The decision from the NLRB determines the status of student workers at private universities throughout the country as employees of those institutions, Honey said. Private universities curtail the organizing rights of “contingent academic labor,” by emphasizing student workers’ statuses as students before employees, thus negating student workers’ abilities to form a collective bargaining unit.
GWU requires all students other than seniors to live in on-campus housing. Currently, the resident advisers (RAs) ‒ student workers who provide support and resources to residents in campus housing ‒ are paid a stipend that they say doesn’t account for proper compensation because it comes out to below minimum wage when distributed over the amount of time they put into the job. However, RAs don’t pay for their housing because they have to live on campus.
If they were to form a collective bargaining unit, they’d have union representation to win a contract that pays them more and clearly defines both the hours they work and the reprimand process, which former RAs told the GW Hatchet is used unfairly by management.
GWU’s RAs filed to form a union in the fall of 2016. The university challenged the petition and the case went to the NLRB for review. If the university hadn’t filed an appeal challenging the resident advisers’ efforts to unionize, pushing the process back by months, the workforce would have been the first unionized student collective bargaining unit at a private university at that time. Such a union would set a precedent for thousands of other student workers at private universities to be able to officially voice their rights as a legally recognizable body of employees, Honey said.
The Washington, DC-based university told the NLRB that the ability for students to unionize would have “profound effects on the inherently educational nature of the relationship between the RAs and the Employer.” However, the NLRB did not accept that argument.

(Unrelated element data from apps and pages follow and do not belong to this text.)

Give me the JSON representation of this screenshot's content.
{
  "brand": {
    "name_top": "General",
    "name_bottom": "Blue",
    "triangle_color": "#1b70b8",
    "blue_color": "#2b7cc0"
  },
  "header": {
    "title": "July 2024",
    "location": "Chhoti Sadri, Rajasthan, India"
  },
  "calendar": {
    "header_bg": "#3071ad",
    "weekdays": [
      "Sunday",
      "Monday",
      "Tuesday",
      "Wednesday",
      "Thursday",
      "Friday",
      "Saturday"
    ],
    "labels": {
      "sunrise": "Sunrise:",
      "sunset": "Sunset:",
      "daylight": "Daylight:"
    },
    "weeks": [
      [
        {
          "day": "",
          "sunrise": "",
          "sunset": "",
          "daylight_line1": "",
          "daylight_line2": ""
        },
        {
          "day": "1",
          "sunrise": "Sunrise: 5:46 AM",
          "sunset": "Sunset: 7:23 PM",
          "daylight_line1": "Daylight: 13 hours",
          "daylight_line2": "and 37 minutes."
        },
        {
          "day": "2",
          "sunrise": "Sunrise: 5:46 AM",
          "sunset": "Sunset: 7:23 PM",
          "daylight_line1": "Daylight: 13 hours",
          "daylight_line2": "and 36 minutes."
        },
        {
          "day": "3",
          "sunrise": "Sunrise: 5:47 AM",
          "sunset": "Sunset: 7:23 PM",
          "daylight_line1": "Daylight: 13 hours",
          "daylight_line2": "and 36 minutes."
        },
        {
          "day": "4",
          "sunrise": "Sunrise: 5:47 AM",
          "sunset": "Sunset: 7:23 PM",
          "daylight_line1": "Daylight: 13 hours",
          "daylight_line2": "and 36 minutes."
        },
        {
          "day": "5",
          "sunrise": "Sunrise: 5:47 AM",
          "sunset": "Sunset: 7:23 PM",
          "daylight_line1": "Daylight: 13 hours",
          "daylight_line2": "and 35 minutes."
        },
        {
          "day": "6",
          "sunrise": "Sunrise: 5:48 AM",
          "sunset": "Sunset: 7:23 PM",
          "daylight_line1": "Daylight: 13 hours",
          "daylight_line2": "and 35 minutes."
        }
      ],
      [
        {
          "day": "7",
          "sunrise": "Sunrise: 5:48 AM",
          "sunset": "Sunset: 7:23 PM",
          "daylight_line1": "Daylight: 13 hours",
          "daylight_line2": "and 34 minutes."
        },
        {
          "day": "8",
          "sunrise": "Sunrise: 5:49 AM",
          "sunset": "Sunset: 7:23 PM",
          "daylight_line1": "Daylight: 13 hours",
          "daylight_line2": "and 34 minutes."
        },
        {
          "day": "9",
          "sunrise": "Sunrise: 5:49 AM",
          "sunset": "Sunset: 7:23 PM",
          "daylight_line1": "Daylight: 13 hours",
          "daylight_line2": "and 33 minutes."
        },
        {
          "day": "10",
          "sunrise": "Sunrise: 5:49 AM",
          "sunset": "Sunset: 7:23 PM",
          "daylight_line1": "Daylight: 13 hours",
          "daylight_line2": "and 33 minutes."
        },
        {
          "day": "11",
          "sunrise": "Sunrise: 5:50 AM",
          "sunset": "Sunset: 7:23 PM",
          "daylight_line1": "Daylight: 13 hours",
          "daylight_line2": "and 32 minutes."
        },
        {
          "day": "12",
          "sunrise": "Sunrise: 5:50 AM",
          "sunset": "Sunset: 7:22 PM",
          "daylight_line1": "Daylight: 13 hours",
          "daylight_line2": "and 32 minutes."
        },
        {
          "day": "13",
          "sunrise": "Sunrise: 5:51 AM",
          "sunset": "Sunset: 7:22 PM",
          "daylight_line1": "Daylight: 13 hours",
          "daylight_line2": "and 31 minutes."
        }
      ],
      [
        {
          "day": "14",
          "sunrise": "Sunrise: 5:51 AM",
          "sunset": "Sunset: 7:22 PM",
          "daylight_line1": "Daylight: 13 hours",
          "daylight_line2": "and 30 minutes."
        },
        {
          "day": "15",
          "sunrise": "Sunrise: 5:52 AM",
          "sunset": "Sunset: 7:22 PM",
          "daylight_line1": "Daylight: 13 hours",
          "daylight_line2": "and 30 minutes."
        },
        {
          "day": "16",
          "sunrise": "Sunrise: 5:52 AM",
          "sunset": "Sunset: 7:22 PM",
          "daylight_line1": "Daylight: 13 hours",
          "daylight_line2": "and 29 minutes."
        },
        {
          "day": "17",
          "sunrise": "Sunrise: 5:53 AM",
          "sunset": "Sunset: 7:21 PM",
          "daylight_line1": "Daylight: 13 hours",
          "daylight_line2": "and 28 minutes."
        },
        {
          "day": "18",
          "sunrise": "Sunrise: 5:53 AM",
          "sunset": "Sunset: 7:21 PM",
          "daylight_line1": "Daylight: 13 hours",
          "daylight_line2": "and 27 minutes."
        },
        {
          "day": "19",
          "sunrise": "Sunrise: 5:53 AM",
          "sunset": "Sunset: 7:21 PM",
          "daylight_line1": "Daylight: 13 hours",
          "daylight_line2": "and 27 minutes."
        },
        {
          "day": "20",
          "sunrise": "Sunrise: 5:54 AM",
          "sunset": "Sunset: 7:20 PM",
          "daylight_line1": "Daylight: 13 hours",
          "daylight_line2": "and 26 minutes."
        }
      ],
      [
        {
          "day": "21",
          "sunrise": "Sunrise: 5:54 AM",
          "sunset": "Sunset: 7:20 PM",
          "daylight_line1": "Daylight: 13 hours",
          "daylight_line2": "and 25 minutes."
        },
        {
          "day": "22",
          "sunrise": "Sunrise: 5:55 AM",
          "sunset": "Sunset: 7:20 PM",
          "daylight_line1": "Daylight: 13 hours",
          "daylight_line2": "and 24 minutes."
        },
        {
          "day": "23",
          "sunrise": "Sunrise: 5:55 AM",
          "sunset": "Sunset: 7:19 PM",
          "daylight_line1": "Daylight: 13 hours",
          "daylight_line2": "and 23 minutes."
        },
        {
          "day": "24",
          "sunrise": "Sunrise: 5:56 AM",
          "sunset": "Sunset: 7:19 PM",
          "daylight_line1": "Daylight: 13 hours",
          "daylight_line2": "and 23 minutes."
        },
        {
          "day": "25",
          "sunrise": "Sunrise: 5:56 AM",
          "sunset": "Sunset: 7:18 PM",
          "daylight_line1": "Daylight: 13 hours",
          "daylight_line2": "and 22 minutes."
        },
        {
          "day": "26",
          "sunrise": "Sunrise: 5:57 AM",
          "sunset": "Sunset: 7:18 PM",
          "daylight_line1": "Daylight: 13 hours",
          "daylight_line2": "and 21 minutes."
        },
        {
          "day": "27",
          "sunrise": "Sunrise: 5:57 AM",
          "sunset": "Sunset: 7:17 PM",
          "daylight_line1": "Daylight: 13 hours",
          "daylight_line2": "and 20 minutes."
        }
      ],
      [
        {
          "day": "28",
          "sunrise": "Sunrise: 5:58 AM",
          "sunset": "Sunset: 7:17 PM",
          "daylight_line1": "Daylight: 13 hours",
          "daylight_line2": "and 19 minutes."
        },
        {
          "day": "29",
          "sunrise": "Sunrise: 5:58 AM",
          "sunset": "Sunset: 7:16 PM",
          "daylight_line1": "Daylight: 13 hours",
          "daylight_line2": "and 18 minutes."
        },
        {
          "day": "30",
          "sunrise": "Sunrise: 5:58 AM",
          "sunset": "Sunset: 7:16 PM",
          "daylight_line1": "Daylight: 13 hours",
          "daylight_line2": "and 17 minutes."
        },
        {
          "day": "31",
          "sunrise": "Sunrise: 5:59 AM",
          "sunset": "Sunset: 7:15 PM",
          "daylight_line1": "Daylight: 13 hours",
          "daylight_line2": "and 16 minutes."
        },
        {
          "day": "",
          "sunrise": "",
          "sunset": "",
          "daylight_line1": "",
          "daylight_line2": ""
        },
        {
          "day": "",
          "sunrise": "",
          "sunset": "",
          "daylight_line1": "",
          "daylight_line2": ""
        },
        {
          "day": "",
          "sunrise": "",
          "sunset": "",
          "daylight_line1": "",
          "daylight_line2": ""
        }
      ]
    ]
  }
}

“[T]he Board concluded that such potential conflicts should be left to the parties to resolve through the bargaining process,” wrote Sean R. Marshall, the NLRB acting regional director headquartered in Baltimore, Maryland.
The resident advisor model at GWU is typical among many major private universities across the country. Even if the RAs at GWU don’t vote to unionize, the NLRB decision still provides a national precedent establishing these kinds of student workers as employees of their university and therefore entitled to the right to organize a union to win better contracts for themselves at other private universities.
Marshall stepped in as regional director in overseeing this case because the official who would have performed that function was recused, he said. The NLRB will set for the newly-recognized a date for employees to vote on forming a union.
If the RAs come in union, they will join SEIU local 500, which has represented adjunct professors at GWU since 2004.